Origin Of Thripunithura Athachamayam
A lot of stories are associated with the origin of Athachamayam. One story says that Athachamayam celebrates the victory of the king of Kochi against the Zamorin of Kozhikode.
Traditionally, the festivities begin with the representatives of the royal family hoisting the Atham flag followed by a procession around the streets of Thripunithura town, which is lead by a person dressed as Lord Mahabali.
The people in the procession wear different costumes made of silk in shades of yellow. Masks are worn in different colours for different characters.

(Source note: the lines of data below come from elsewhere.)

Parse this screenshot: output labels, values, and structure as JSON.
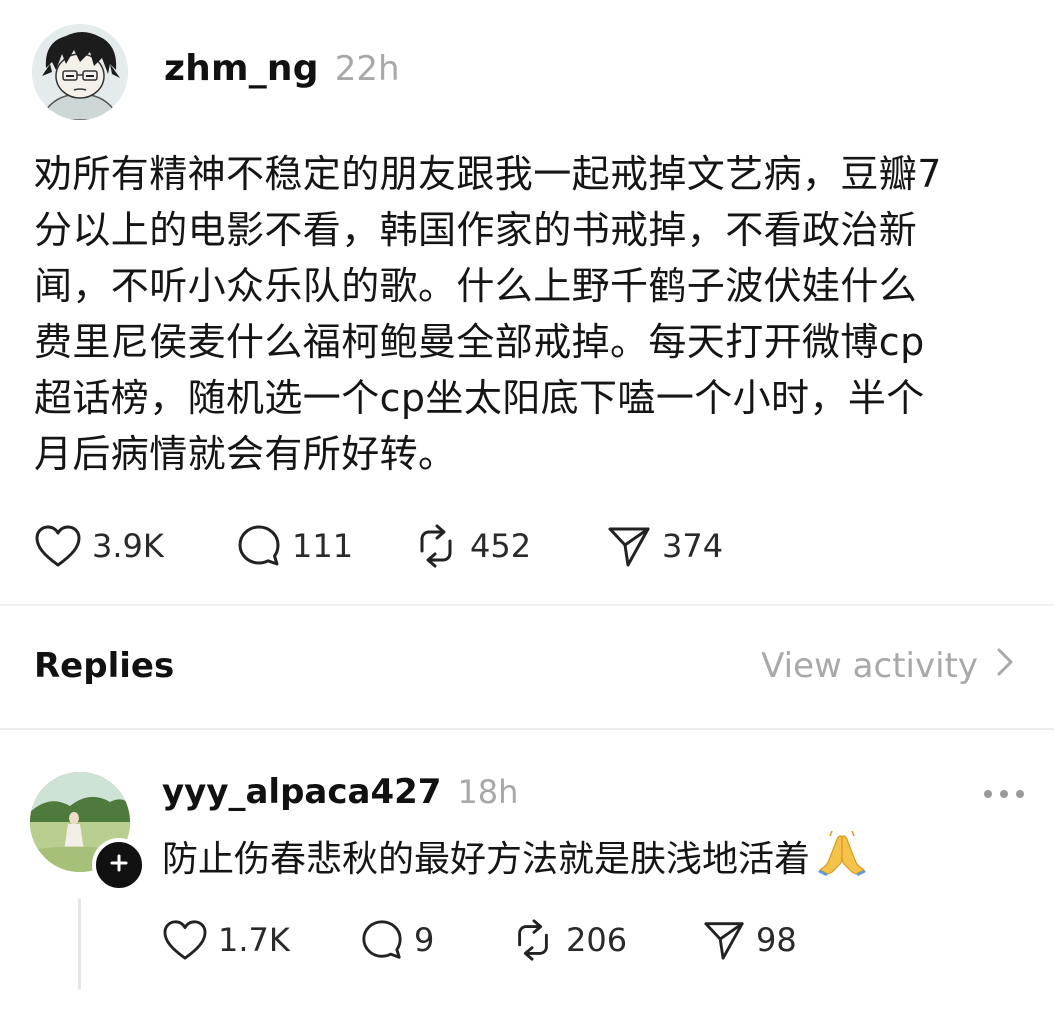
{
  "post": {
    "username": "zhm_ng",
    "time": "22h",
    "text": "劝所有精神不稳定的朋友跟我一起戒掉文艺病，豆瓣7\n分以上的电影不看，韩国作家的书戒掉，不看政治新\n闻，不听小众乐队的歌。什么上野千鹤子波伏娃什么\n费里尼侯麦什么福柯鲍曼全部戒掉。每天打开微博cp\n超话榜，随机选一个cp坐太阳底下嗑一个小时，半个\n月后病情就会有所好转。",
    "likes": "3.9K",
    "comments": "111",
    "reposts": "452",
    "shares": "374"
  },
  "replies_section": {
    "title": "Replies",
    "view_activity": "View activity"
  },
  "reply": {
    "username": "yyy_alpaca427",
    "time": "18h",
    "text": "防止伤春悲秋的最好方法就是肤浅地活着",
    "emoji": "folded-hands-emoji",
    "likes": "1.7K",
    "comments": "9",
    "reposts": "206",
    "shares": "98"
  },
  "icons": {
    "like": "heart-icon",
    "comment": "comment-bubble-icon",
    "repost": "repost-arrows-icon",
    "share": "send-paper-plane-icon",
    "more": "more-dots-icon",
    "follow": "plus-icon",
    "chevron": "chevron-right-icon"
  },
  "colors": {
    "text": "#111111",
    "muted": "#a8a8a8",
    "divider": "#ededed"
  }
}
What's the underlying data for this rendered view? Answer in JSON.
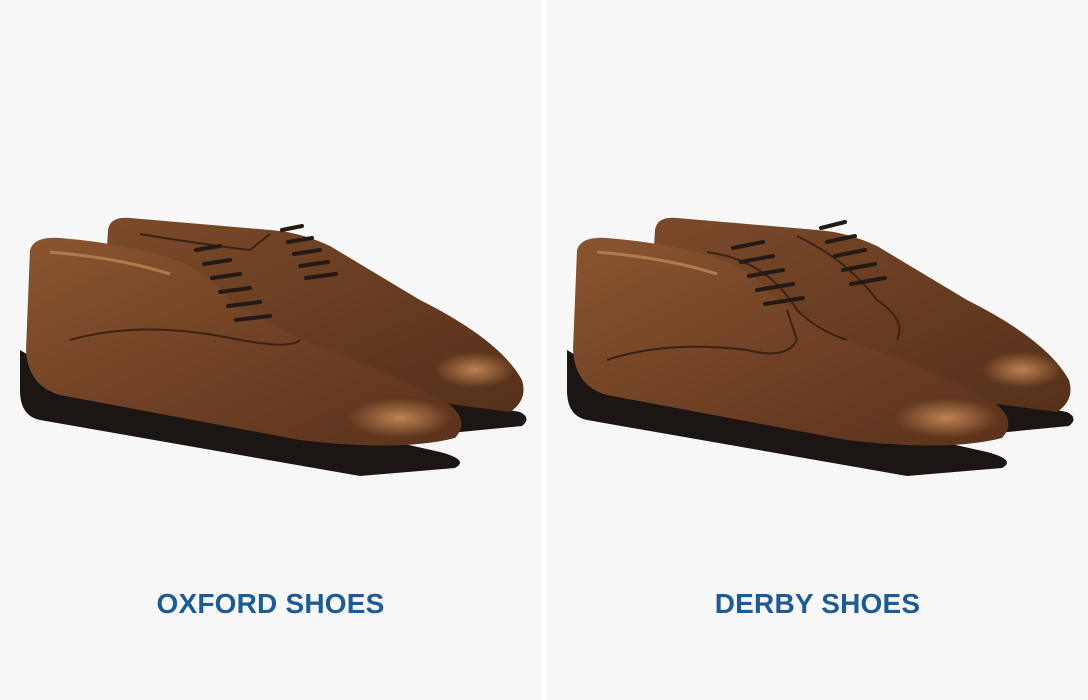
{
  "colors": {
    "background": "#f7f7f7",
    "divider": "#ffffff",
    "label": "#1e5b94",
    "leather": "#7a4a2a",
    "sole": "#1b1614",
    "lace": "#231915"
  },
  "panels": [
    {
      "label": "OXFORD SHOES",
      "shoe_style": "closed-lacing"
    },
    {
      "label": "DERBY SHOES",
      "shoe_style": "open-lacing"
    }
  ]
}
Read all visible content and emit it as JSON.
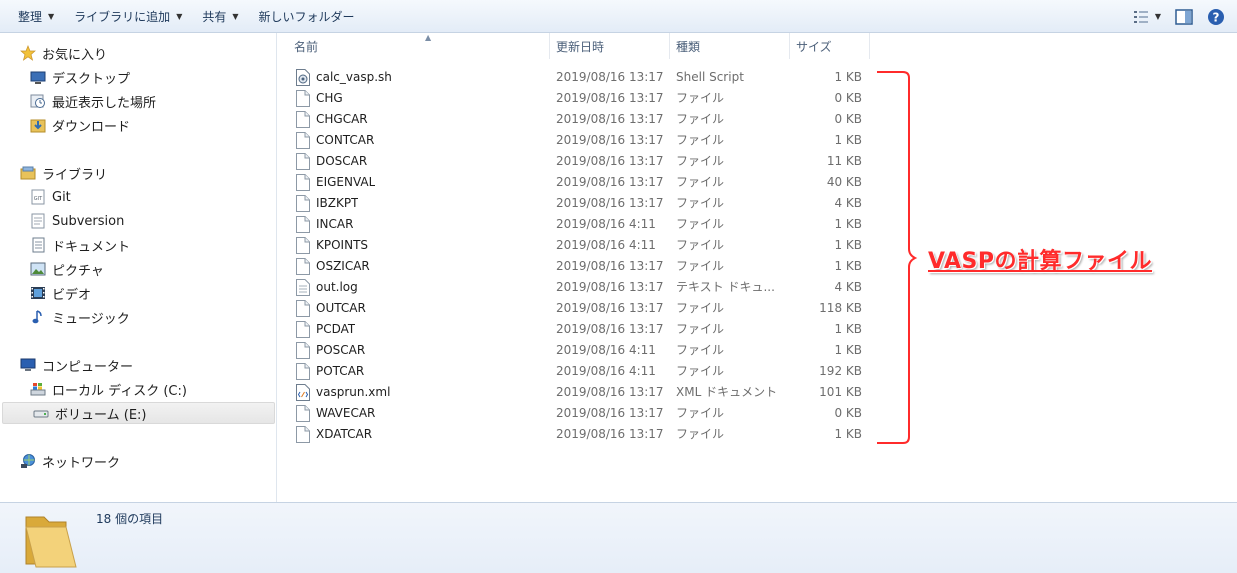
{
  "toolbar": {
    "organize": "整理",
    "add_to_library": "ライブラリに追加",
    "share": "共有",
    "new_folder": "新しいフォルダー"
  },
  "nav": {
    "favorites": "お気に入り",
    "desktop": "デスクトップ",
    "recent": "最近表示した場所",
    "downloads": "ダウンロード",
    "libraries": "ライブラリ",
    "git": "Git",
    "subversion": "Subversion",
    "documents": "ドキュメント",
    "pictures": "ピクチャ",
    "videos": "ビデオ",
    "music": "ミュージック",
    "computer": "コンピューター",
    "local_disk": "ローカル ディスク (C:)",
    "volume": "ボリューム (E:)",
    "network": "ネットワーク"
  },
  "columns": {
    "name": "名前",
    "date": "更新日時",
    "type": "種類",
    "size": "サイズ"
  },
  "files": [
    {
      "name": "calc_vasp.sh",
      "date": "2019/08/16 13:17",
      "type": "Shell Script",
      "size": "1 KB",
      "icon": "script-icon"
    },
    {
      "name": "CHG",
      "date": "2019/08/16 13:17",
      "type": "ファイル",
      "size": "0 KB",
      "icon": "file-icon"
    },
    {
      "name": "CHGCAR",
      "date": "2019/08/16 13:17",
      "type": "ファイル",
      "size": "0 KB",
      "icon": "file-icon"
    },
    {
      "name": "CONTCAR",
      "date": "2019/08/16 13:17",
      "type": "ファイル",
      "size": "1 KB",
      "icon": "file-icon"
    },
    {
      "name": "DOSCAR",
      "date": "2019/08/16 13:17",
      "type": "ファイル",
      "size": "11 KB",
      "icon": "file-icon"
    },
    {
      "name": "EIGENVAL",
      "date": "2019/08/16 13:17",
      "type": "ファイル",
      "size": "40 KB",
      "icon": "file-icon"
    },
    {
      "name": "IBZKPT",
      "date": "2019/08/16 13:17",
      "type": "ファイル",
      "size": "4 KB",
      "icon": "file-icon"
    },
    {
      "name": "INCAR",
      "date": "2019/08/16 4:11",
      "type": "ファイル",
      "size": "1 KB",
      "icon": "file-icon"
    },
    {
      "name": "KPOINTS",
      "date": "2019/08/16 4:11",
      "type": "ファイル",
      "size": "1 KB",
      "icon": "file-icon"
    },
    {
      "name": "OSZICAR",
      "date": "2019/08/16 13:17",
      "type": "ファイル",
      "size": "1 KB",
      "icon": "file-icon"
    },
    {
      "name": "out.log",
      "date": "2019/08/16 13:17",
      "type": "テキスト ドキュ...",
      "size": "4 KB",
      "icon": "text-file-icon"
    },
    {
      "name": "OUTCAR",
      "date": "2019/08/16 13:17",
      "type": "ファイル",
      "size": "118 KB",
      "icon": "file-icon"
    },
    {
      "name": "PCDAT",
      "date": "2019/08/16 13:17",
      "type": "ファイル",
      "size": "1 KB",
      "icon": "file-icon"
    },
    {
      "name": "POSCAR",
      "date": "2019/08/16 4:11",
      "type": "ファイル",
      "size": "1 KB",
      "icon": "file-icon"
    },
    {
      "name": "POTCAR",
      "date": "2019/08/16 4:11",
      "type": "ファイル",
      "size": "192 KB",
      "icon": "file-icon"
    },
    {
      "name": "vasprun.xml",
      "date": "2019/08/16 13:17",
      "type": "XML ドキュメント",
      "size": "101 KB",
      "icon": "xml-file-icon"
    },
    {
      "name": "WAVECAR",
      "date": "2019/08/16 13:17",
      "type": "ファイル",
      "size": "0 KB",
      "icon": "file-icon"
    },
    {
      "name": "XDATCAR",
      "date": "2019/08/16 13:17",
      "type": "ファイル",
      "size": "1 KB",
      "icon": "file-icon"
    }
  ],
  "annotation": {
    "label": "VASPの計算ファイル",
    "color": "#ff2b2b"
  },
  "status": {
    "item_count": "18 個の項目"
  },
  "colors": {
    "toolbar_text": "#1e395b",
    "header_text": "#4c607a",
    "secondary_text": "#6d6d6d",
    "folder": "#e8c25a"
  }
}
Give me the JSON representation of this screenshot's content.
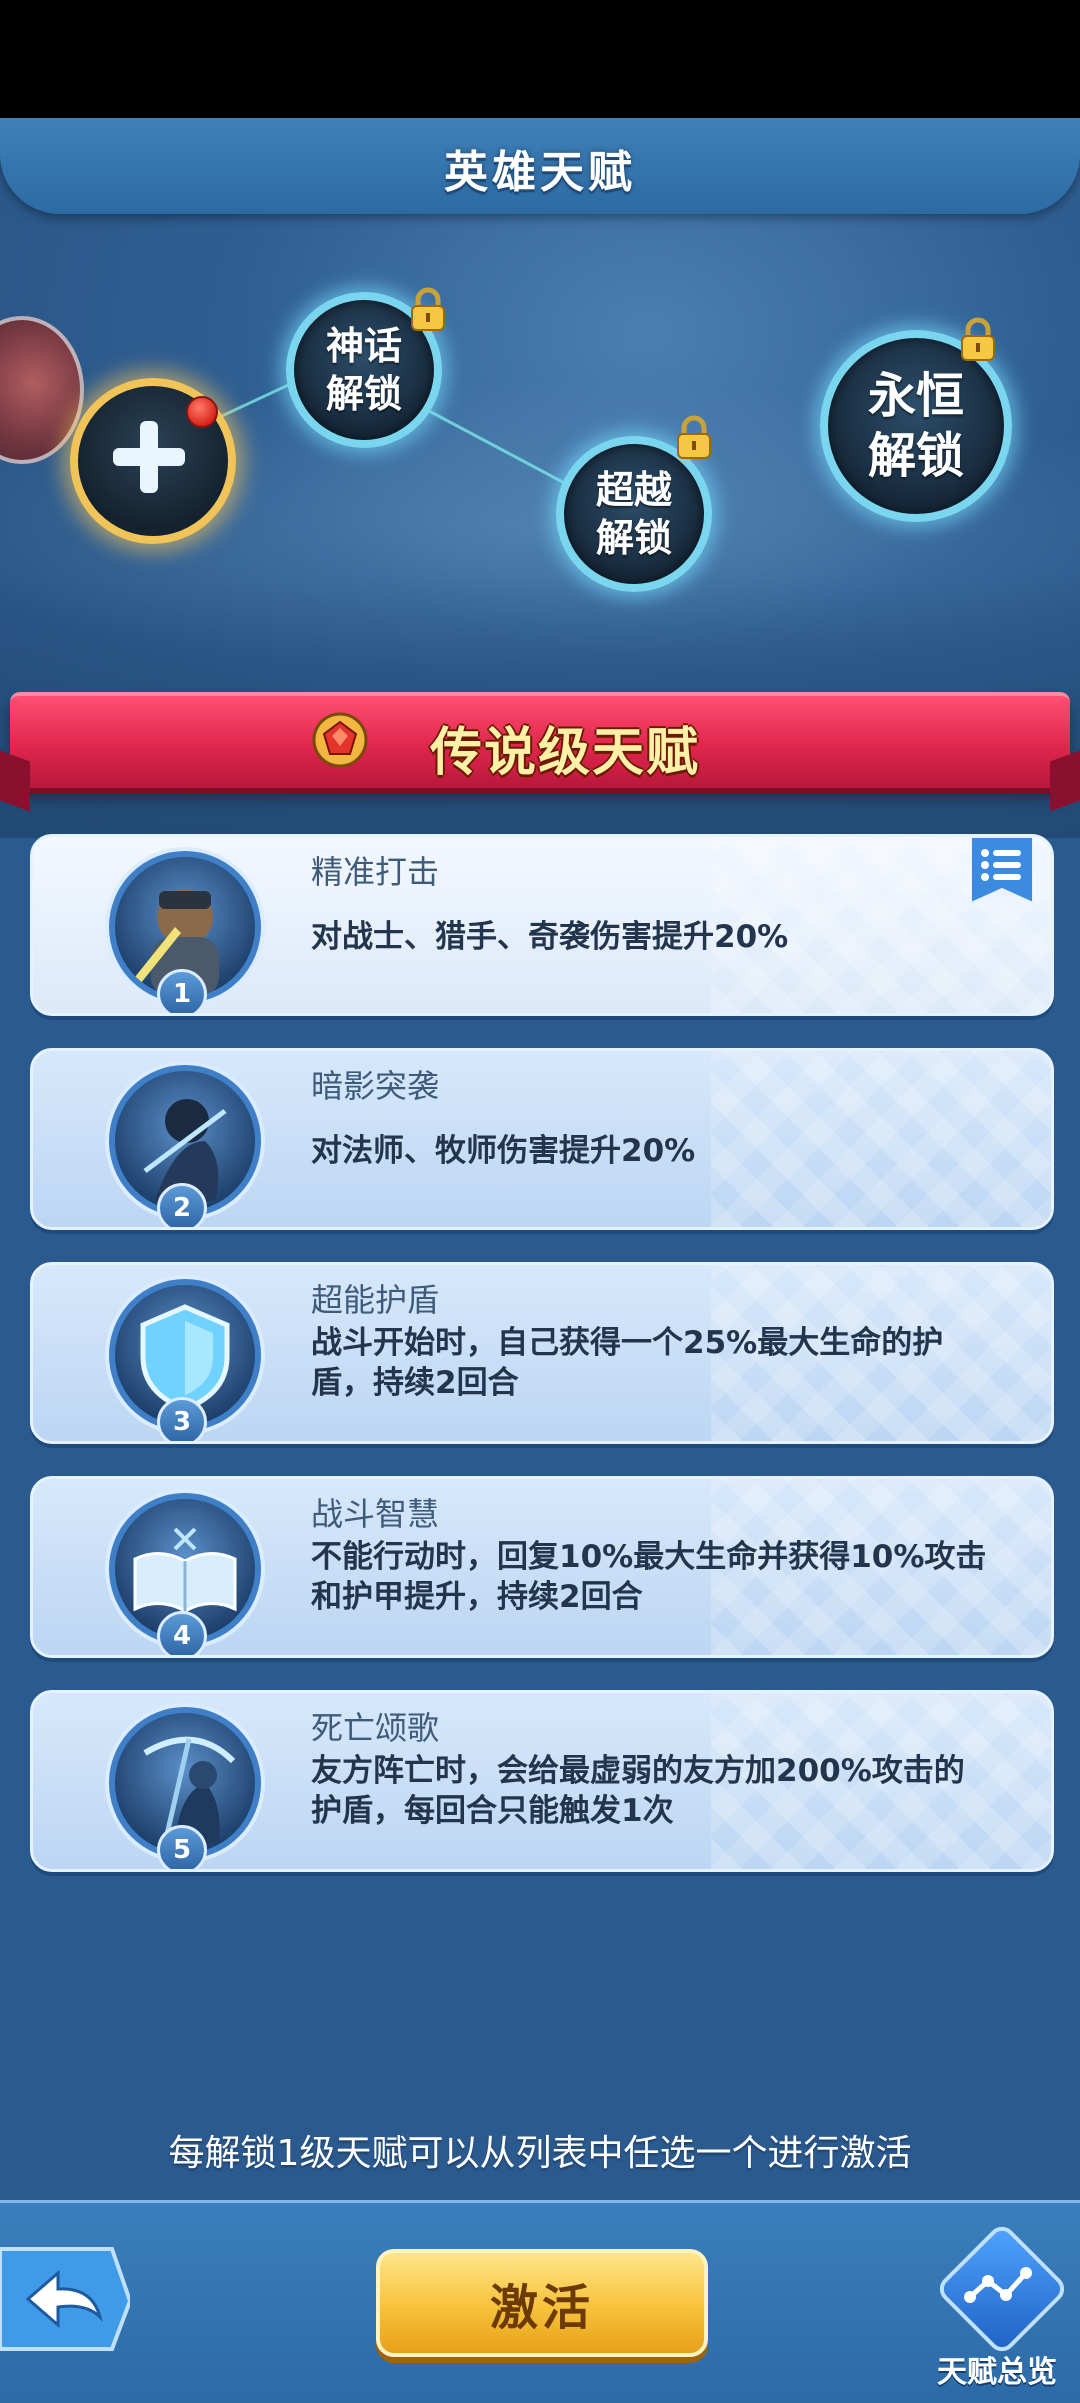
{
  "header": {
    "title": "英雄天赋"
  },
  "tree": {
    "nodes": [
      {
        "id": "mythic",
        "label": "神话\n解锁",
        "locked": true
      },
      {
        "id": "transcend",
        "label": "超越\n解锁",
        "locked": true
      },
      {
        "id": "eternal",
        "label": "永恒\n解锁",
        "locked": true
      }
    ]
  },
  "section": {
    "title": "传说级天赋"
  },
  "talents": [
    {
      "level": "1",
      "name": "精准打击",
      "desc": "对战士、猎手、奇袭伤害提升20%",
      "icon": "warrior-strike-icon"
    },
    {
      "level": "2",
      "name": "暗影突袭",
      "desc": "对法师、牧师伤害提升20%",
      "icon": "shadow-assault-icon"
    },
    {
      "level": "3",
      "name": "超能护盾",
      "desc": "战斗开始时，自己获得一个25%最大生命的护盾，持续2回合",
      "icon": "shield-icon"
    },
    {
      "level": "4",
      "name": "战斗智慧",
      "desc": "不能行动时，回复10%最大生命并获得10%攻击和护甲提升，持续2回合",
      "icon": "book-icon"
    },
    {
      "level": "5",
      "name": "死亡颂歌",
      "desc": "友方阵亡时，会给最虚弱的友方加200%攻击的护盾，每回合只能触发1次",
      "icon": "reaper-icon"
    }
  ],
  "footer": {
    "hint": "每解锁1级天赋可以从列表中任选一个进行激活",
    "activate_label": "激活",
    "overview_label": "天赋总览"
  },
  "colors": {
    "banner": "#e0264c",
    "button": "#f7c23b",
    "bg": "#2b5a8f"
  }
}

The Kochi Maharaja is accompanied by representatives of all communities during Athachamayam, which include a priest from Karingachira Church, the head priest of the mosque, Nettur Thangal, and Chembil Arayan, a representative of the fisherfolk.
During the Athachamayam festival, the streets are lined up with stalls where vendors sell a variety of religious items. Food stalls are also set up.